→ **WORK REQUEST**
Show every line from the data below that includes "Paddington".

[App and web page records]
+--

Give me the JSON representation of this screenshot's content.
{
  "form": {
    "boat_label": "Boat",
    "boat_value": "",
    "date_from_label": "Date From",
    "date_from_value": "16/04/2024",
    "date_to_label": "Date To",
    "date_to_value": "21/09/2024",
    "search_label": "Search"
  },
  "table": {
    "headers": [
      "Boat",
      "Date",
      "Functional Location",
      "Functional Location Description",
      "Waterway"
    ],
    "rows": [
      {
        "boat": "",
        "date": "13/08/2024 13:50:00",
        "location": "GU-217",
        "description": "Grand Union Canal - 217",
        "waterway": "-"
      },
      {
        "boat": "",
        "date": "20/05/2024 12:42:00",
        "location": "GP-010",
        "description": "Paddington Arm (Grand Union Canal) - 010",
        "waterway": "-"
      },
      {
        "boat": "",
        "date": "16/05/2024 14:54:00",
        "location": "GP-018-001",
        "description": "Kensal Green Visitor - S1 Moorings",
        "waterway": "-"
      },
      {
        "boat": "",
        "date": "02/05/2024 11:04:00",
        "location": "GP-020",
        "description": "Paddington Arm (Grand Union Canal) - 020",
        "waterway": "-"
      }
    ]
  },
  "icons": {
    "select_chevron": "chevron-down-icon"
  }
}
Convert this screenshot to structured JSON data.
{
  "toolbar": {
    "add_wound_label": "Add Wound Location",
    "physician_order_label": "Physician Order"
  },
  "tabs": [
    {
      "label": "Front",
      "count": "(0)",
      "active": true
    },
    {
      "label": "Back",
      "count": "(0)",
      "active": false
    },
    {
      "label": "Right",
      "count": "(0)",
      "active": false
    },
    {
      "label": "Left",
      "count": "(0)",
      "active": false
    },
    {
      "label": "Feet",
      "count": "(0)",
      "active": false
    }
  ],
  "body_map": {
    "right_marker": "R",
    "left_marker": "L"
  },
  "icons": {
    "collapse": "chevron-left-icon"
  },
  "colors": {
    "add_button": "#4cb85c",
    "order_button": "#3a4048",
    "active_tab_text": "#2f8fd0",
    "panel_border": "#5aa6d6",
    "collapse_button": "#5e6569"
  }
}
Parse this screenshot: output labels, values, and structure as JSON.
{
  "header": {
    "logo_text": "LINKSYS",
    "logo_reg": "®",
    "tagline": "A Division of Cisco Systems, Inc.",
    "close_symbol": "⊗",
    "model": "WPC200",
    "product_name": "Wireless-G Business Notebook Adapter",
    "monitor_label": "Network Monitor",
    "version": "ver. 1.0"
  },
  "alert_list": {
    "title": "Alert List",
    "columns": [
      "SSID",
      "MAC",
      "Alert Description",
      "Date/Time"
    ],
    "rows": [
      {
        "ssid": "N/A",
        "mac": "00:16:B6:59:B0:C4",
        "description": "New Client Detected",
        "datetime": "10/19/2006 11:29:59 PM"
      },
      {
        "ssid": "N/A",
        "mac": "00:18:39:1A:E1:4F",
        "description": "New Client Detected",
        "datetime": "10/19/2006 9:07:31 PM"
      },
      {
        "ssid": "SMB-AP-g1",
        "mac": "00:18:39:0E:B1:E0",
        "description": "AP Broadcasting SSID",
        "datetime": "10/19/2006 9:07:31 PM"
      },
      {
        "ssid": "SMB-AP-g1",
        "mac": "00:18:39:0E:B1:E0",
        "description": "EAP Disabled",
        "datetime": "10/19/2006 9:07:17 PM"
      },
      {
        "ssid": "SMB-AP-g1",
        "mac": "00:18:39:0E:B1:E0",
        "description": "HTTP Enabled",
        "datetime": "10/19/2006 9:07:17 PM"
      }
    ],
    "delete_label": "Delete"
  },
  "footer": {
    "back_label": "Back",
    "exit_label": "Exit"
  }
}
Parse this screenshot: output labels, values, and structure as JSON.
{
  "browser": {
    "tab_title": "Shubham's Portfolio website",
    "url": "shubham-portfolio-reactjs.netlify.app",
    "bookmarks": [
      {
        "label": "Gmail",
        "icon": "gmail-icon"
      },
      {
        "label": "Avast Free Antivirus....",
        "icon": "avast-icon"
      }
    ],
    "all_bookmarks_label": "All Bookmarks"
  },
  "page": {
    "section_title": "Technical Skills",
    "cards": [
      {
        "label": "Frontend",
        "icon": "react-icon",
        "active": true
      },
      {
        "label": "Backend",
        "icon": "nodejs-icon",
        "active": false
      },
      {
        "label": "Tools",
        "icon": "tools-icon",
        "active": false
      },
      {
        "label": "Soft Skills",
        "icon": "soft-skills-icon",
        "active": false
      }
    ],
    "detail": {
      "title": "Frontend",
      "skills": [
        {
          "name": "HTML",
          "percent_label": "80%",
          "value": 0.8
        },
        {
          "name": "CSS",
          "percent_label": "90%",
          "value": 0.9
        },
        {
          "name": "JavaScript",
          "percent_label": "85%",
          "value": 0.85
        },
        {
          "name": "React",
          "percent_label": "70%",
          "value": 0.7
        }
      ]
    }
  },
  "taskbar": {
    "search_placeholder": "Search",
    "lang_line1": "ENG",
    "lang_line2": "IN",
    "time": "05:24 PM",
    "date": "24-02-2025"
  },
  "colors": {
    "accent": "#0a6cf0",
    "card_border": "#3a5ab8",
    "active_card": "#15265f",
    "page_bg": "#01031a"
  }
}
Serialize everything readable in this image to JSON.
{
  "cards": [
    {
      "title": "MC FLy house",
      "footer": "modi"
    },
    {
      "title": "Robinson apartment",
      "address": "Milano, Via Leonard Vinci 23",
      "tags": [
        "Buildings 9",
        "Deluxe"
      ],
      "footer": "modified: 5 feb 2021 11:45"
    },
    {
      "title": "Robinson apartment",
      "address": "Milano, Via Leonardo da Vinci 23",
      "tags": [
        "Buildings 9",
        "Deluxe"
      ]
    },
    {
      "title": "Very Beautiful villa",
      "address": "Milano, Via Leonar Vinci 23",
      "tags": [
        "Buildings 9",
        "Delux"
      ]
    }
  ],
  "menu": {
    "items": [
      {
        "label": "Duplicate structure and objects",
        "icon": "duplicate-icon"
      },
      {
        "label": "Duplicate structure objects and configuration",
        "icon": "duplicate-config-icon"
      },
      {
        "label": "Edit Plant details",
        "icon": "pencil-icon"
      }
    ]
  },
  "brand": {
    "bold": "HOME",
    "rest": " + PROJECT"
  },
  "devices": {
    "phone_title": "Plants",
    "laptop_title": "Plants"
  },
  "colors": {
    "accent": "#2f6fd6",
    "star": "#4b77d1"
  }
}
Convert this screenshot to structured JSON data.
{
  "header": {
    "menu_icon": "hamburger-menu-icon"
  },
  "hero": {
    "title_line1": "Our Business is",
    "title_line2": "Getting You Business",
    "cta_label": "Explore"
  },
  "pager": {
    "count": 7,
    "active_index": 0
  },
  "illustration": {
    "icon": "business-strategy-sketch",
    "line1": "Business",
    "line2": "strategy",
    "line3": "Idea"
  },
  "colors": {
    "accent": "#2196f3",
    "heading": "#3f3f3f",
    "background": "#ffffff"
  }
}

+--

→ **WRITTEN SOLUTION**
        "description": "Paddington Arm (Grand Union Canal) - 010",
        "description": "Paddington Arm (Grand Union Canal) - 020",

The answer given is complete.